Please report each line of the data below that contains "true".
__________________________________________________
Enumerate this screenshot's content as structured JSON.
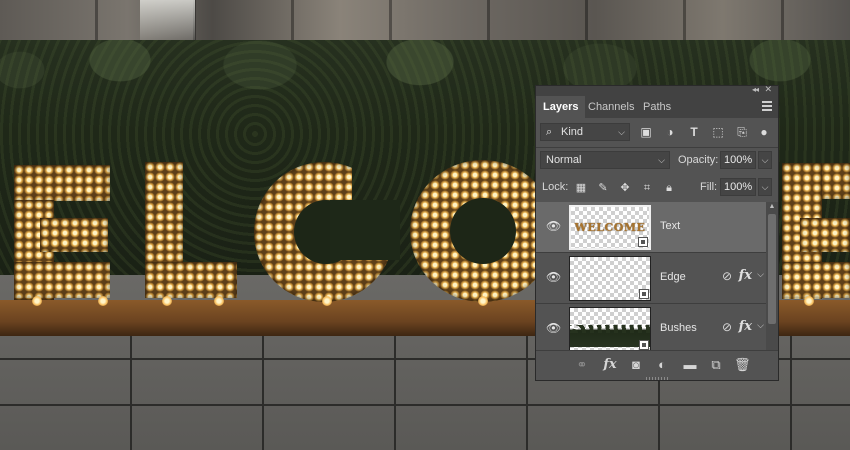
{
  "panel": {
    "tabs": [
      {
        "label": "Layers",
        "active": true
      },
      {
        "label": "Channels",
        "active": false
      },
      {
        "label": "Paths",
        "active": false
      }
    ],
    "filter": {
      "kind_label": "Kind"
    },
    "blend_mode": "Normal",
    "opacity": {
      "label": "Opacity:",
      "value": "100%"
    },
    "lock_label": "Lock:",
    "fill": {
      "label": "Fill:",
      "value": "100%"
    },
    "layers": [
      {
        "name": "Text",
        "thumb_text": "WELCOME",
        "selected": true,
        "has_fx": false
      },
      {
        "name": "Edge",
        "selected": false,
        "has_fx": true
      },
      {
        "name": "Bushes",
        "selected": false,
        "has_fx": true
      }
    ],
    "icons": {
      "filter_buttons": [
        "image-filter-icon",
        "adjustment-filter-icon",
        "type-filter-icon",
        "shape-filter-icon",
        "smart-object-filter-icon",
        "filter-toggle-icon"
      ],
      "lock_buttons": [
        "lock-transparent-pixels-icon",
        "lock-image-pixels-icon",
        "lock-position-icon",
        "lock-artboard-icon",
        "lock-all-icon"
      ],
      "footer_buttons": [
        "link-layers-icon",
        "add-layer-style-icon",
        "add-mask-icon",
        "adjustment-layer-icon",
        "new-group-icon",
        "new-layer-icon",
        "delete-layer-icon"
      ]
    }
  },
  "scene": {
    "sign_letters": [
      "E",
      "L",
      "C",
      "O",
      "E"
    ]
  }
}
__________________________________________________
— Reply to the task —
        "active": true
        "selected": true,
        "has_fx": true
        "has_fx": true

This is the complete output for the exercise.